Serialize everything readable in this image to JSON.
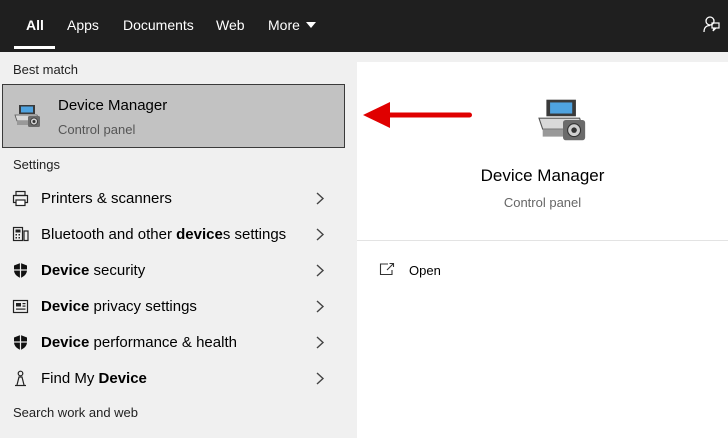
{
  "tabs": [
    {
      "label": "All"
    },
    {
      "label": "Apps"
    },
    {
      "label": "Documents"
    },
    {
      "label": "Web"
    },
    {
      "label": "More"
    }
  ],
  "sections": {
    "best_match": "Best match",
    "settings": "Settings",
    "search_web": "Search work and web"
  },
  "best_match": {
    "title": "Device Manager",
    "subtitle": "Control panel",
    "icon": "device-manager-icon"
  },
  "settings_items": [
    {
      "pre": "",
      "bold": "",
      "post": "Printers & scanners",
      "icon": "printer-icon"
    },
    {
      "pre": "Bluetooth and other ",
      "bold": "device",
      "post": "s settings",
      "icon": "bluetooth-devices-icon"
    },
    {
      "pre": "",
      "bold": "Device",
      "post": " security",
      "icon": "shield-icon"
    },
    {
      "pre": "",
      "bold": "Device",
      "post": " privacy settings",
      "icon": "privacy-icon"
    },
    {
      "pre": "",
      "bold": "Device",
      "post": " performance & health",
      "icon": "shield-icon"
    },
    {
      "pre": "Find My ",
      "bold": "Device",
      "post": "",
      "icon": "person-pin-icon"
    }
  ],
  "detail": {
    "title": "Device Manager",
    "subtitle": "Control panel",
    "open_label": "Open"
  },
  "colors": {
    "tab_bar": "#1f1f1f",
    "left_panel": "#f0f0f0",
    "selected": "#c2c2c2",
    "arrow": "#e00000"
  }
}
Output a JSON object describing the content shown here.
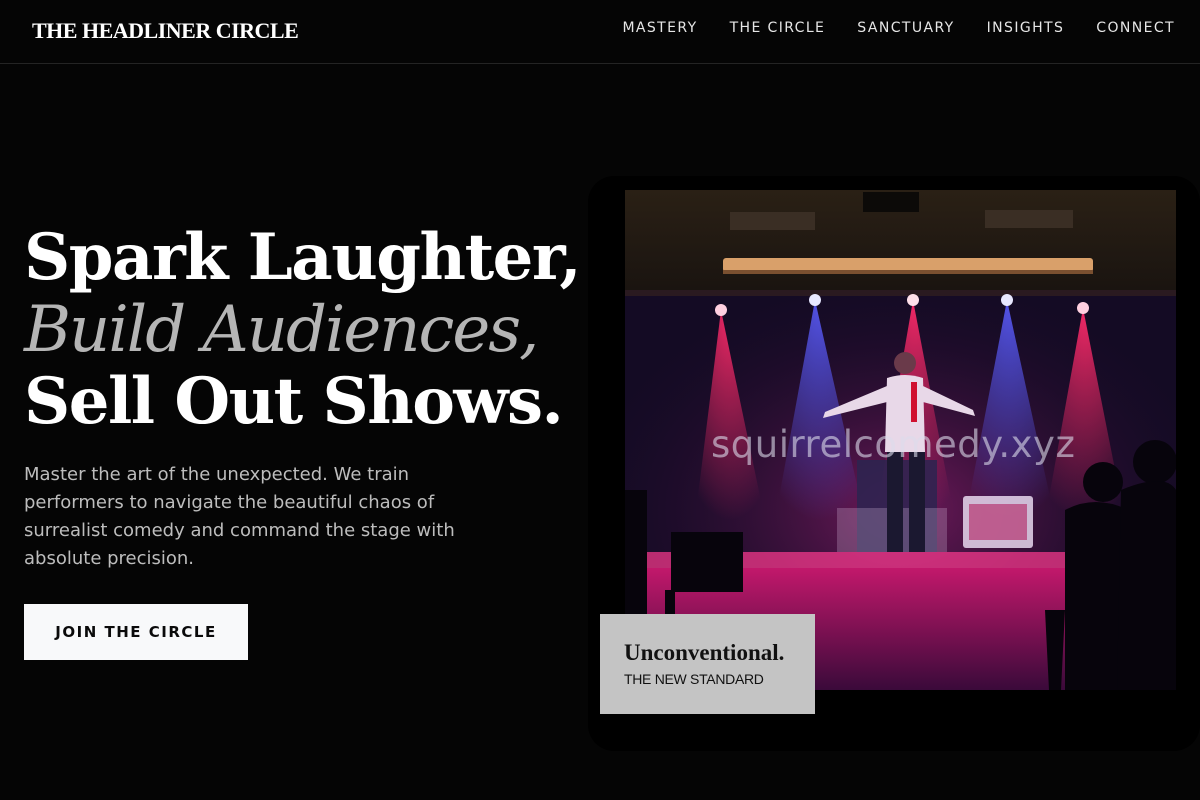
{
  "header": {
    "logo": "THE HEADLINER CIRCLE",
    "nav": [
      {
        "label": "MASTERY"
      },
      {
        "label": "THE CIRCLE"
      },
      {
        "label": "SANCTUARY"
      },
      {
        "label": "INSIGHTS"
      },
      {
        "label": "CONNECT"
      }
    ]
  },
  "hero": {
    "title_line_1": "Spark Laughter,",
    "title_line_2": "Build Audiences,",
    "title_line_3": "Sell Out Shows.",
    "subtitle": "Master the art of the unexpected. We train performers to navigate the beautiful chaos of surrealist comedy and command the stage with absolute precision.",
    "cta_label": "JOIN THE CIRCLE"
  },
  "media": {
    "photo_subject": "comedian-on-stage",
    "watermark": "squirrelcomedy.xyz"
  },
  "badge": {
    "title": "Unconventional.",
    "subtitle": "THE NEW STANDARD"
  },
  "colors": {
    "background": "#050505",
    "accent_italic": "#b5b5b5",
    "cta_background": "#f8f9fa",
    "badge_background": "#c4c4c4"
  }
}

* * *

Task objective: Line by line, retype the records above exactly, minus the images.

Solved problem:
Serialize everything readable in this image to JSON.
{
  "tabs": [
    {
      "label": "All"
    },
    {
      "label": "Apps"
    },
    {
      "label": "Documents"
    },
    {
      "label": "Web"
    },
    {
      "label": "More"
    }
  ],
  "sections": {
    "best_match": "Best match",
    "settings": "Settings",
    "search_web": "Search work and web"
  },
  "best_match": {
    "title": "Device Manager",
    "subtitle": "Control panel",
    "icon": "device-manager-icon"
  },
  "settings_items": [
    {
      "pre": "",
      "bold": "",
      "post": "Printers & scanners",
      "icon": "printer-icon"
    },
    {
      "pre": "Bluetooth and other ",
      "bold": "device",
      "post": "s settings",
      "icon": "bluetooth-devices-icon"
    },
    {
      "pre": "",
      "bold": "Device",
      "post": " security",
      "icon": "shield-icon"
    },
    {
      "pre": "",
      "bold": "Device",
      "post": " privacy settings",
      "icon": "privacy-icon"
    },
    {
      "pre": "",
      "bold": "Device",
      "post": " performance & health",
      "icon": "shield-icon"
    },
    {
      "pre": "Find My ",
      "bold": "Device",
      "post": "",
      "icon": "person-pin-icon"
    }
  ],
  "detail": {
    "title": "Device Manager",
    "subtitle": "Control panel",
    "open_label": "Open"
  },
  "colors": {
    "tab_bar": "#1f1f1f",
    "left_panel": "#f0f0f0",
    "selected": "#c2c2c2",
    "arrow": "#e00000"
  }
}
Output a JSON object describing the content shown here.
{
  "header": {
    "logo": "THE HEADLINER CIRCLE",
    "nav": [
      {
        "label": "MASTERY"
      },
      {
        "label": "THE CIRCLE"
      },
      {
        "label": "SANCTUARY"
      },
      {
        "label": "INSIGHTS"
      },
      {
        "label": "CONNECT"
      }
    ]
  },
  "hero": {
    "title_line_1": "Spark Laughter,",
    "title_line_2": "Build Audiences,",
    "title_line_3": "Sell Out Shows.",
    "subtitle": "Master the art of the unexpected. We train performers to navigate the beautiful chaos of surrealist comedy and command the stage with absolute precision.",
    "cta_label": "JOIN THE CIRCLE"
  },
  "media": {
    "photo_subject": "comedian-on-stage",
    "watermark": "squirrelcomedy.xyz"
  },
  "badge": {
    "title": "Unconventional.",
    "subtitle": "THE NEW STANDARD"
  },
  "colors": {
    "background": "#050505",
    "accent_italic": "#b5b5b5",
    "cta_background": "#f8f9fa",
    "badge_background": "#c4c4c4"
  }
}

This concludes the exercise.